How to complete this task »
Report all lines of the data below that hold the word "title".

[Stored records]
Content starts
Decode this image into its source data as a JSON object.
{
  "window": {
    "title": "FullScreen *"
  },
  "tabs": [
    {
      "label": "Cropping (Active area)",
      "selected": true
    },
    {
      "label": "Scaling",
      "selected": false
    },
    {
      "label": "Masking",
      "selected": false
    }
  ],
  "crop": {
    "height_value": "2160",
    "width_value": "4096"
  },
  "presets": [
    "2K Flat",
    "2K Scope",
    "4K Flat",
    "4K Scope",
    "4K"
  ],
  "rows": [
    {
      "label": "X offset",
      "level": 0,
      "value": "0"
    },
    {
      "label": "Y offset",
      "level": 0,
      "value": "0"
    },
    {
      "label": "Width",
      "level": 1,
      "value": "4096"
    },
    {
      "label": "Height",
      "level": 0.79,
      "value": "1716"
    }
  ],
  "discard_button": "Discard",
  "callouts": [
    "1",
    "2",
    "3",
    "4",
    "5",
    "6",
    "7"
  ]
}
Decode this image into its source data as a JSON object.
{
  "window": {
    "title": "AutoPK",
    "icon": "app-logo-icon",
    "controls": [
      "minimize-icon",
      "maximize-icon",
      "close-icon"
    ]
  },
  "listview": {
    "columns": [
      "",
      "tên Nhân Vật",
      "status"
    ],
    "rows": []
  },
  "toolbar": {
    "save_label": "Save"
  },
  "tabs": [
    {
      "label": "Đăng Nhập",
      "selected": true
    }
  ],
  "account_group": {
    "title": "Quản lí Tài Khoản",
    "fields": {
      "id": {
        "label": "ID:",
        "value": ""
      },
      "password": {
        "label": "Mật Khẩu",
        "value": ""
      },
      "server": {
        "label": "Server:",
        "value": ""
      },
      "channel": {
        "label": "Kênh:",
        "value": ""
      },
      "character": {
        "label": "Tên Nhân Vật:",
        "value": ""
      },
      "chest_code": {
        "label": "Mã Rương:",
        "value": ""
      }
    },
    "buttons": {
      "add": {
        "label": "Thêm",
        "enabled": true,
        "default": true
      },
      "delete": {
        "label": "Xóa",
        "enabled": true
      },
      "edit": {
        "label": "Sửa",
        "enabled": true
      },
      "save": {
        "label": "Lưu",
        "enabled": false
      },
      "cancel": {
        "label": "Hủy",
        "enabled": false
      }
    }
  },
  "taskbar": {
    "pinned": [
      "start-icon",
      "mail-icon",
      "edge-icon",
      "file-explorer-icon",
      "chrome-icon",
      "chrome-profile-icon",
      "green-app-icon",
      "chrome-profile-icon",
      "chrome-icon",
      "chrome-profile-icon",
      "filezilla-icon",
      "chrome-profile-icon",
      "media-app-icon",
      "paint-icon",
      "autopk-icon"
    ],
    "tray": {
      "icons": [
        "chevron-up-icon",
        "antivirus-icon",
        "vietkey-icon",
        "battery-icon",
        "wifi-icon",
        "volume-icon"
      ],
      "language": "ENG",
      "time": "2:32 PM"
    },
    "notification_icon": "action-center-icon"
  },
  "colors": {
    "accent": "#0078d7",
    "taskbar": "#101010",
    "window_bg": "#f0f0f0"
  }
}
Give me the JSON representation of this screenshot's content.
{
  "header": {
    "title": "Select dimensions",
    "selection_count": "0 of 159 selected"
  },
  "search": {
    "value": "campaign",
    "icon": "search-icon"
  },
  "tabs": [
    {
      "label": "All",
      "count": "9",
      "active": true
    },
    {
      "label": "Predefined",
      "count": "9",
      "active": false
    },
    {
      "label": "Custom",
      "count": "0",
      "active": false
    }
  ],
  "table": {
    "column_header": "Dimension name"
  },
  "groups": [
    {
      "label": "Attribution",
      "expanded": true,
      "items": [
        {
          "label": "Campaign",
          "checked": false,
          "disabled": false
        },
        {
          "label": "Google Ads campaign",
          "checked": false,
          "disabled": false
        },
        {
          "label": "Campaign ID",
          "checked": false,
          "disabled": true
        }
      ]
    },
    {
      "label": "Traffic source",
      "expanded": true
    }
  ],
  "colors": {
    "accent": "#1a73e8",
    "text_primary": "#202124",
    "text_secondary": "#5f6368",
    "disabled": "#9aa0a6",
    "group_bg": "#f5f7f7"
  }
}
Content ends
Result of the exercise »
    "title": "FullScreen *"
    "title": "AutoPK",
    "title": "Quản lí Tài Khoản",
    "title": "Select dimensions",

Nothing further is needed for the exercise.